I've had a chance to review both DVDs in Jason Scott's epic Interactive Fiction documentary Get Lamp and I'm blown away. I'm impressed not only that he kept at this for four years, but that he has single-handedly created the only documentary on the subject.
Despite the fact that Get Lamp is a one man operation, the end result is a professional quality film with all of the trimmings: good navigation, compelling content, interviews with almost all of the luminaries in the field, bonus features, cool retro packaging and a unique numbered commemorative Get Lamp coin. And the whole thing is just 40 Zorkmid plus shipping.
I consider myself well-versed in Interactive Fiction (IF) but there are still plenty of things learned:
- Adventure's original Fortran code was ported to C by DEC employee Bob Supnik
- Infocom's Deadline packaging was inpired by the 1936 book "Murder off Miami"
- Activision once tried to sell the rights to Infocom for $25,000 but had no takers
- Spellbreaker was originally to be called Mage, but marketing overruled
- Chris Crawford is a condescending windbag (Ok, I knew that already)

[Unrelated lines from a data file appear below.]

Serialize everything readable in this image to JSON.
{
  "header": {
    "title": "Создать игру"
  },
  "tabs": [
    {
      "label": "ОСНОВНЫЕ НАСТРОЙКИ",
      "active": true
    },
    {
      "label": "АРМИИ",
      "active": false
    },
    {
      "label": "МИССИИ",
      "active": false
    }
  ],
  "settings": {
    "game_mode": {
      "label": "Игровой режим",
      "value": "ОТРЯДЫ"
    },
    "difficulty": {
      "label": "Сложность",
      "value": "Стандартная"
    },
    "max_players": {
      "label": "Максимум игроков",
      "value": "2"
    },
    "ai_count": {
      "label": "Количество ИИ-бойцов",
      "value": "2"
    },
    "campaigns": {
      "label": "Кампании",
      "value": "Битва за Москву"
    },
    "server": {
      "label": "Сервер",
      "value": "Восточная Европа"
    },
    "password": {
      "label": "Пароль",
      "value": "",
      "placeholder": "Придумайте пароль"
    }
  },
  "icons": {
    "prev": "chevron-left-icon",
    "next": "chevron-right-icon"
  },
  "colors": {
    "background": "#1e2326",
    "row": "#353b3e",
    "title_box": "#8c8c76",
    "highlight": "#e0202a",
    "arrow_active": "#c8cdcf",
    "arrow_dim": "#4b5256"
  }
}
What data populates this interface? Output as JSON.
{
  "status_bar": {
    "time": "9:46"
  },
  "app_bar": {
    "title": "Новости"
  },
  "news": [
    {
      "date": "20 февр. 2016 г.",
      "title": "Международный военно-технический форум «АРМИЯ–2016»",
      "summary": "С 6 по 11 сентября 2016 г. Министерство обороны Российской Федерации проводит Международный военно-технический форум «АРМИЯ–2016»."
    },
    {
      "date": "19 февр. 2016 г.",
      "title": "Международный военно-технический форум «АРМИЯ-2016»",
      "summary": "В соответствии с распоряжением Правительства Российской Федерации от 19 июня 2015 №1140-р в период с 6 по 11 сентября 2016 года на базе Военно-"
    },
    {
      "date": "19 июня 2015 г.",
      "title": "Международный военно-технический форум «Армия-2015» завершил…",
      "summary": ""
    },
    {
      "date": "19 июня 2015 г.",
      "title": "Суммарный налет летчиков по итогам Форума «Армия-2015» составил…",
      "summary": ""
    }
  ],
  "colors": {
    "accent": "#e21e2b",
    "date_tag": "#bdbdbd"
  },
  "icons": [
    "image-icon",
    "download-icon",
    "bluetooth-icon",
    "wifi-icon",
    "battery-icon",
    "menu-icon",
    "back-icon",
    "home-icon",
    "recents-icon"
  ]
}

- Infocom tester and Borland exec Paul Gross once had hair (proof below!)
The film comes in a regular version (90 minutes) as well as an "interactive" version that lets you make decisions about which sections to view. There are also two supplemental shorter movies, one detailed film on the history of Infocom and one on the Bedquilt cave which was the inspiration for the original "Colossal Cave" adventure written by Will Crowther. Unfortunately, Crowther declined to be interviewed, but Don Woods, who went on to add additional sections to the game, is featured. There are also 40 or so short snippets on the second disk providing additional commentary on topics like beta testing, bug fixing, programming, the development of InvisiClues, origins of Grues and more.
Scott manages to interview some of the most famous folks from both the golden era of Interactive Fiction (Stu Galley, Steve Meretzky, Dave Lebling, Mike Berlyn, Hollywood Dave Anderson, Amy Briggs, Scott Adams, Bob Bates, Mike Dornbrook, Mary Anne Buckles) as well as modern authors (Adam Cadre, Andrew Plotkin, Nick Montfort, Aaron Reed, David Cornelson, Jeremy Douglass).
The one area that I felt the film fell short was in not interviewing Graham Nelson, creator of the Inform programming language. Perhaps Nelson is as much of a recluse as Crowther, but it would have been good to have had some presentation of the impact of Inform on the development of modern Interactive Fiction.
If you are at all interested in Interactive Fiction and its history, you should order Get Lamp. I mean, where else are you gonna find videos of Marc Blank talking about Deadline, Steve Meretzky's inspiration behind A Mind Forever Voyaging or Stu Galley talking about Witness? Plus you get a cool commemorative coin.